It is well known that women are capable of far more sustained sacrifice than men; a man may be a hero in a crisis, and then slip back to mediocrity. He lacks the moral endurance which enables a woman to be heroic through the years, months, days and even seconds of her life, when the very repetitive monotony of her tasks wears down the spirit....Not only her mind, but her body must share in the Calvary of motherhood” (Way to Happiness, pp. 79-80).

Two archetypal women

Remember the juxtaposition of the two women who are leaders of humanity: Eve and Mary. Eve let her curiosity and feminine pride get the best of her. She looked at the fruit, walked closer to the fruit, toyed with the idea of eating the fruit, and then decided for herself that she should have this knowledge and power from the forbidden fruit. She did not trust God and certainly did not trust her husband; rather, she manipulated him into taking the fruit. Adam bears full responsibility for his action but he did not act alone.

Mary, on the other hand, practiced unconditional trustful surrender to God at all times, always choosing the greater good. She ignored the more reasonable voices of those around her, whether they were relatives, high priests, or anyone else. Redemption is beyond human reason. Mary turned to her Son, who waited for her prompting to begin His public ministry at Cana. Our Blessed Lord used His own divine power to effect Redemption, but He did so with Mary acting as co-redemptrix. As He is the new Adam, she is the new Eve.
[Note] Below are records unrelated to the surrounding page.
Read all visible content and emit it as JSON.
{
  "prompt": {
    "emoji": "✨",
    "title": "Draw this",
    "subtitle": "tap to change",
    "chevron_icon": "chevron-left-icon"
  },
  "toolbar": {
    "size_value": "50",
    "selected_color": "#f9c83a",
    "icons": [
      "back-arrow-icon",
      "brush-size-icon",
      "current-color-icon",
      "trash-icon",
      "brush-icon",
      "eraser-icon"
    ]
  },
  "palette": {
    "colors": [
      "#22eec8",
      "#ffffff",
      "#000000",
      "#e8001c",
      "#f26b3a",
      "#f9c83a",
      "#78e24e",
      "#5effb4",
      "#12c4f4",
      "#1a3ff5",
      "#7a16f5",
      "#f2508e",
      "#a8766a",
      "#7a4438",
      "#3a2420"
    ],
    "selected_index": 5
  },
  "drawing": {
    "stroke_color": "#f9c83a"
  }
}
Mothers today are confronted with a dynamic choice of following their own devices or surrendering to God and their husbands. This choice must ever be renewed daily, sometimes moment by moment, and thus it is a purposeful choice. We are not angels with instant thinking skills, who were given one shot at heaven or hell. We are human creatures, slowed by our physical bodies and thus we need many, many opportunities to continue practicing our love.

This human practice of love is shown by your daily surrender to your husband, your God, and even, to an extent, your circumstances. Your consolation is a joyful heart and the peace of knowing that you are doing all you can to sanctify your own soul and get your family to heaven.

Michael Rayes writes from Arizona, where he lives with his wife of 29 years and their seven children. He is a counselor, catechism director, and author. Rayes holds a B.A. in education, an MBA, and a Master’s in professional counseling.